In the Southeast corner of the room, there is a very well-hidden secret door that leads to stairs heading downward into the headquarters of an ancient assassin cult...the door is extremely strong and will require multiple hours of digging with a good pick to break through. The only way to open it is to find the other two stone skulls (elf and dwarf) that go on the other pedestals. Who knows where those might be though.
This necklace is a extremely strong piece of semi-petrified vine on which has been strung the skulls of seven rats along with other small bones and some interesting rocks. Once per day, it can be used by the wearer to cast ESP. If continually worn and starting the first night the necklace is worn, the wearer will begin to have progressively stronger and more disturbing nightmares in which the wearer is a guest in a well-appointed room, conversing with a somewhat dapper man, who repeatedly works the motif of "come visit me" into conversation.
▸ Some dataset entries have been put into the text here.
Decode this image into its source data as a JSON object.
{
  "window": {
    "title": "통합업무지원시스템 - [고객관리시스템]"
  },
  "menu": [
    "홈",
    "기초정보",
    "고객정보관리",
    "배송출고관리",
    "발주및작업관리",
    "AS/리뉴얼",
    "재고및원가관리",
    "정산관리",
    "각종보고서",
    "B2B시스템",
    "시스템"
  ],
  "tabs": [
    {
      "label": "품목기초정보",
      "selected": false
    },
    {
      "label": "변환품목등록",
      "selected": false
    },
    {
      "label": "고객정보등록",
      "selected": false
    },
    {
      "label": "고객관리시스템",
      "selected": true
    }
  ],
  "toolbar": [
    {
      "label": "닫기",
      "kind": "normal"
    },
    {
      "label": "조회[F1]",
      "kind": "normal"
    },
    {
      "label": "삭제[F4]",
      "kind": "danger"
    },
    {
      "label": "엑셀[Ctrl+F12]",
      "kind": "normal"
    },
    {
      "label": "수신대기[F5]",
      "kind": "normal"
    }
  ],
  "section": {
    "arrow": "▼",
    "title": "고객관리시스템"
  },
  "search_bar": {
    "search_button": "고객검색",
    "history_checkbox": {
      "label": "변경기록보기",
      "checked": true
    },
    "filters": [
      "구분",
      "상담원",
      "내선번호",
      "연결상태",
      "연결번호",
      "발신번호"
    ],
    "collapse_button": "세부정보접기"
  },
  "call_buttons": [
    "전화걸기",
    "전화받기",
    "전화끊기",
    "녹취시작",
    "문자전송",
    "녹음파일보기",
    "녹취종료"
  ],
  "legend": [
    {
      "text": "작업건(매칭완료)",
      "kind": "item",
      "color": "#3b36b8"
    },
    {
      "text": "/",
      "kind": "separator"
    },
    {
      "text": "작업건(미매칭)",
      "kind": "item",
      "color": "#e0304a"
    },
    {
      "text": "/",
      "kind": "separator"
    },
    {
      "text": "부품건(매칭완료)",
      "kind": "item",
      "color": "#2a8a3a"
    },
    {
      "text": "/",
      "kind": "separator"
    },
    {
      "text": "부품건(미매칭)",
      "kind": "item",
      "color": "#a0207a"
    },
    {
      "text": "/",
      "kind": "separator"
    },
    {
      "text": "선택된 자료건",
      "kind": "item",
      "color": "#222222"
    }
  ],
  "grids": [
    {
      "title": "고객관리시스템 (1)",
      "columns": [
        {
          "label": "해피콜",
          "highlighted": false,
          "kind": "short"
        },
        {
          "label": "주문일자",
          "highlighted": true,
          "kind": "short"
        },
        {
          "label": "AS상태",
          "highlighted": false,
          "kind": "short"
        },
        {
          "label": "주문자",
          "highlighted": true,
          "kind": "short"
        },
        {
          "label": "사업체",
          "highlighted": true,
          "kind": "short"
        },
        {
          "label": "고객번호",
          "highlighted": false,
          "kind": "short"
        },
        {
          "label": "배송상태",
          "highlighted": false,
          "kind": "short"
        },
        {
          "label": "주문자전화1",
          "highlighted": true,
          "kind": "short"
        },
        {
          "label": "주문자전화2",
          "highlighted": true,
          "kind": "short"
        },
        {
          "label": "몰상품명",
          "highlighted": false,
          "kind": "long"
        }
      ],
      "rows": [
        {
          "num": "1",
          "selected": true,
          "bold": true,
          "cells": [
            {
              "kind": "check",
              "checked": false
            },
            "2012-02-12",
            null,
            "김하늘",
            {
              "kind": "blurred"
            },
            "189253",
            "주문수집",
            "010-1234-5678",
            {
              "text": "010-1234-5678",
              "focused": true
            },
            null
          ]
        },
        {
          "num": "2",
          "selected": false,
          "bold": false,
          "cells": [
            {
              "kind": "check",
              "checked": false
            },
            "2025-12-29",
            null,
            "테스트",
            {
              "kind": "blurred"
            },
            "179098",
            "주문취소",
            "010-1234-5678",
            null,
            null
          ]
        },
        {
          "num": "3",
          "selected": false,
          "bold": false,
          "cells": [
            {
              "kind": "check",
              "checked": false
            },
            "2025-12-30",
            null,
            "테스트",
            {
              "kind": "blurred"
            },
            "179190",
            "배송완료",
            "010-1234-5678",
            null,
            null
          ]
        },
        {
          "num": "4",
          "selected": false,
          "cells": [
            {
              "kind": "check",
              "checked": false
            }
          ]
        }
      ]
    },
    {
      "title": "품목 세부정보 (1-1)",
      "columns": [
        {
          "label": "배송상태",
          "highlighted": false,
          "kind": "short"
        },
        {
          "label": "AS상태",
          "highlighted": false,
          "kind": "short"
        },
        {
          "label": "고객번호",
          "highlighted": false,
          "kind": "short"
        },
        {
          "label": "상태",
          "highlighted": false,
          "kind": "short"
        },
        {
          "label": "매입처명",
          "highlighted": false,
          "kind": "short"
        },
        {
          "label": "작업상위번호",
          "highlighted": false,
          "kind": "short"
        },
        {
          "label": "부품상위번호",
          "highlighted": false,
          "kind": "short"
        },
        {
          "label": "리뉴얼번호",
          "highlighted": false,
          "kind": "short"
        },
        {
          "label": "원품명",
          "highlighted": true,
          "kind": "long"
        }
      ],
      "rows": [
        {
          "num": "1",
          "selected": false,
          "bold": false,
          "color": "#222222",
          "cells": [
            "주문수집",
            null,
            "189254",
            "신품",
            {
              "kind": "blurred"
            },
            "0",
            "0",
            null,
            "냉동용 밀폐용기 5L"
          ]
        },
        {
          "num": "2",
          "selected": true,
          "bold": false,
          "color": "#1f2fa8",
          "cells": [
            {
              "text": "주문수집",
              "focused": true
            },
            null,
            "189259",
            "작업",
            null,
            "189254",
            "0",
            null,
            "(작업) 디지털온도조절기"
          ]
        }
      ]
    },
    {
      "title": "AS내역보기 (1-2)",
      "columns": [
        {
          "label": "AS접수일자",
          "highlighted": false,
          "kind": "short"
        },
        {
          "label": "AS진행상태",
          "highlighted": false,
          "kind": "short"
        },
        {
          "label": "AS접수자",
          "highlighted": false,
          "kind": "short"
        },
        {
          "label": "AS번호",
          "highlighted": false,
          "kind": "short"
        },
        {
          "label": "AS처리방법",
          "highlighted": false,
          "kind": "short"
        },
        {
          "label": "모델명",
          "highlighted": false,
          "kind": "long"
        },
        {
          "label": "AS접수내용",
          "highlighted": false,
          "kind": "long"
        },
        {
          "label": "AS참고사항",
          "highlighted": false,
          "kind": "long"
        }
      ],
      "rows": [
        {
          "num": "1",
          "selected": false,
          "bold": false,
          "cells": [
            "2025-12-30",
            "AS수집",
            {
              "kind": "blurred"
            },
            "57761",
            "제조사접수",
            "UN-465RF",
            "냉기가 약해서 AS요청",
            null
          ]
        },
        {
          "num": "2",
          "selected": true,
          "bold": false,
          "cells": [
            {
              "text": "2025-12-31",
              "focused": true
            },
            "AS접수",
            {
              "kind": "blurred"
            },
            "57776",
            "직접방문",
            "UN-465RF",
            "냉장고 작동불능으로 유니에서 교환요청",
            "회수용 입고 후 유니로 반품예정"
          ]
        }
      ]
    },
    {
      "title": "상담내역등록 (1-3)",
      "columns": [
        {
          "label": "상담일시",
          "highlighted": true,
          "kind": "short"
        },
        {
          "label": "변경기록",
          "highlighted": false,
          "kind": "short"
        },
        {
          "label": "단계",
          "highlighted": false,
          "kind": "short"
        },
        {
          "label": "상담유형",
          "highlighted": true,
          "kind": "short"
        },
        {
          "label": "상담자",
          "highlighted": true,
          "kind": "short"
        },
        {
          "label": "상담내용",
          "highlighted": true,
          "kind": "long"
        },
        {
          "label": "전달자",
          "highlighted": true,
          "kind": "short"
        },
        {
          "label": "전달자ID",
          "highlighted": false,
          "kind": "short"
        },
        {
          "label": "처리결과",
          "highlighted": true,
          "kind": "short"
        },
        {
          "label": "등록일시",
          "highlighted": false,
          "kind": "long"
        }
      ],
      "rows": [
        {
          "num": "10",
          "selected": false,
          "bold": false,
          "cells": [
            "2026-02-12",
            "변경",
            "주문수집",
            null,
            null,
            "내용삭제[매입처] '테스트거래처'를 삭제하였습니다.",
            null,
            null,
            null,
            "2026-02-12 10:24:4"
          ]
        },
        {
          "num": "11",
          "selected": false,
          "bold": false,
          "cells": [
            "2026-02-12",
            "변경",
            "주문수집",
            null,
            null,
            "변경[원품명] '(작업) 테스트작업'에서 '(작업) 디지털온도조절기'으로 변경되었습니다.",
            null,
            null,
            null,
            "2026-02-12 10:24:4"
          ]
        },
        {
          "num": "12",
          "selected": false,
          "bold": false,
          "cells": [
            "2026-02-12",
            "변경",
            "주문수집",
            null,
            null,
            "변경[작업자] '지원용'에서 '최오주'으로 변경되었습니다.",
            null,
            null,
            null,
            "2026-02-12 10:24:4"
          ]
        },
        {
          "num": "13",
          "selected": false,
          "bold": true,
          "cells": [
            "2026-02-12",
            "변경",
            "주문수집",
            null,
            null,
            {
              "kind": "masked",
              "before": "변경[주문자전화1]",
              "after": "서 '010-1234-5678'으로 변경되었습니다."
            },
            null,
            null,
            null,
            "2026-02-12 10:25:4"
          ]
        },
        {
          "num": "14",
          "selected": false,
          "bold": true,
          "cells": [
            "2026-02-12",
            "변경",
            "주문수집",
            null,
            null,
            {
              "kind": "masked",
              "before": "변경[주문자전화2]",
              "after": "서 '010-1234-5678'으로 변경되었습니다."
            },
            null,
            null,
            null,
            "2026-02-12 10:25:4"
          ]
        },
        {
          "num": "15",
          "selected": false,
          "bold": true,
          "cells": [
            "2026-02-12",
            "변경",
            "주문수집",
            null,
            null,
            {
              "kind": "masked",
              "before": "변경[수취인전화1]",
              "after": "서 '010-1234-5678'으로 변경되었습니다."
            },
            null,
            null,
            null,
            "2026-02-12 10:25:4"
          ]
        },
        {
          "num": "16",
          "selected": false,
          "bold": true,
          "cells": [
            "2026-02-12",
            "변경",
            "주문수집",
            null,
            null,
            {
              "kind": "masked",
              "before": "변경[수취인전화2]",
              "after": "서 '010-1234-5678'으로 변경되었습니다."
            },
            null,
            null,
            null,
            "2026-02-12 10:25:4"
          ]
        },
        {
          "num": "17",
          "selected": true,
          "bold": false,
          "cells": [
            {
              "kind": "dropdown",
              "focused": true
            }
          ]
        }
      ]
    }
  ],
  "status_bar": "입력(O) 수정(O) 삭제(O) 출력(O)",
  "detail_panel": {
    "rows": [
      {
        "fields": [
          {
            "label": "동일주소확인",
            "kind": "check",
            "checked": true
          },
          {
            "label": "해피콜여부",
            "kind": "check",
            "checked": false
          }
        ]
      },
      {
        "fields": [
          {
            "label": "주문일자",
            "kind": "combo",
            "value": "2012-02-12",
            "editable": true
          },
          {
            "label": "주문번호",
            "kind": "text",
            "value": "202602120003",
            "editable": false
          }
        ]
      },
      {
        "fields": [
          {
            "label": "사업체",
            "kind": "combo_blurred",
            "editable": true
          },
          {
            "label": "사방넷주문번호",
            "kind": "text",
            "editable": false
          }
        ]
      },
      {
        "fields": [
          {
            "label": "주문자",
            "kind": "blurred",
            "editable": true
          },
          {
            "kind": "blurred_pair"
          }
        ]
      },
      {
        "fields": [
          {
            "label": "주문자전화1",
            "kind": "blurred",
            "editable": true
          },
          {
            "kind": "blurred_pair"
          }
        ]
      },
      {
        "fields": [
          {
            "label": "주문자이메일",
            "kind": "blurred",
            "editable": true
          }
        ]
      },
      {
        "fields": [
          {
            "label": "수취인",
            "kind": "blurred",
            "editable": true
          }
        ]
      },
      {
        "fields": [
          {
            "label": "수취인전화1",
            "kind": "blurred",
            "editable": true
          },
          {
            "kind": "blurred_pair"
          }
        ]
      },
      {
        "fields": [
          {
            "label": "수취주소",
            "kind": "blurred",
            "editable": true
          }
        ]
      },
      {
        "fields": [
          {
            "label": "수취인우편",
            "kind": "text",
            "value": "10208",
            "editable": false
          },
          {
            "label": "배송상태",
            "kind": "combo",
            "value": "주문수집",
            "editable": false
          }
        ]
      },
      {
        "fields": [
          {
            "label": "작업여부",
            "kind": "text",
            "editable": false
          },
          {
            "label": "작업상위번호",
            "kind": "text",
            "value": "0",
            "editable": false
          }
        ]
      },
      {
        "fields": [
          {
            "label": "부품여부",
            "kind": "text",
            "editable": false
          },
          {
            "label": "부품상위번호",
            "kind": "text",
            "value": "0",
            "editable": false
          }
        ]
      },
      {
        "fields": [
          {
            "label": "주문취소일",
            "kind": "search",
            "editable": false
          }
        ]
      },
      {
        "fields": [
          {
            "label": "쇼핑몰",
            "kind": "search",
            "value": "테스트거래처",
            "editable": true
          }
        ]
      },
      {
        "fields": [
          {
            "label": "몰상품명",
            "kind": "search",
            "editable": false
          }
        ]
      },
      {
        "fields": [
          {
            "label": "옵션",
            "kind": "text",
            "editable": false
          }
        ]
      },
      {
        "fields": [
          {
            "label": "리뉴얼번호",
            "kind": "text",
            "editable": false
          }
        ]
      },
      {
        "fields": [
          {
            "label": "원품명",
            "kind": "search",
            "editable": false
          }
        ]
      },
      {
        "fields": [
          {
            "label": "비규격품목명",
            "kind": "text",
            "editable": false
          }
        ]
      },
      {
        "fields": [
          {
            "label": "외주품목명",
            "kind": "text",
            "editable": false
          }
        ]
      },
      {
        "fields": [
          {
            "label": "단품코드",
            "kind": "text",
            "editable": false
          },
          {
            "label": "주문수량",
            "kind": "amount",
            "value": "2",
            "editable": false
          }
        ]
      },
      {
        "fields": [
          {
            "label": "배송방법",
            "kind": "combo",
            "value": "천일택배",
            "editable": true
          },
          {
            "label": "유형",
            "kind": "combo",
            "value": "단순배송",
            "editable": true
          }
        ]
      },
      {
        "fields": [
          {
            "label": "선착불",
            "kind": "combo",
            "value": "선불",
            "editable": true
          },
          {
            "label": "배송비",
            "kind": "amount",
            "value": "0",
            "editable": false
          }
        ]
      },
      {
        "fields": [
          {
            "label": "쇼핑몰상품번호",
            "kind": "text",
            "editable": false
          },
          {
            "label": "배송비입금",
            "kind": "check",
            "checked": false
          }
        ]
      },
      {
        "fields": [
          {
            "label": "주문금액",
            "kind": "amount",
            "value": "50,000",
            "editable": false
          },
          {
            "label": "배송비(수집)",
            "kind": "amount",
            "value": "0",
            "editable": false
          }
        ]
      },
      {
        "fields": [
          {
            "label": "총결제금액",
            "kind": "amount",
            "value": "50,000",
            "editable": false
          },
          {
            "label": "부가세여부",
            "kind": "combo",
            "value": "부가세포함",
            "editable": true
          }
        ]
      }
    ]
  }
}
At first, these conversations will only be remembered as somewhat strange. Then, the nightmares will evolve into the man asking the wearer extremely odd questions about ethics, then casually showing the wearer that a drawer in the room contains a still-bleeding arm, etc. If attempting to remove the necklace after they have had at least one nightmare, the wearer must make a Save vs. Death. If they succeed, they take the necklace off. If they fail, they will find that shortly after taking the necklace off that it has reappeared. Any further saves have a cumulative -1 for each previous failure. As the nightmares progress, the character will become more and more obsessed with finding the man in the dream, to the point of after a month of dreams, the character will be -1 to all rolls unless they are actively pursuing meeting the man.
If attempting to sell the necklace, the "natural worth" is 1,700gp.
(Take this wherever works best for you as a GM. The main thrust of this is that somewhere in your game world is a powerful evil that wants to be let out of wherever it might be and it will use this necklace to try and get somebody to find them.)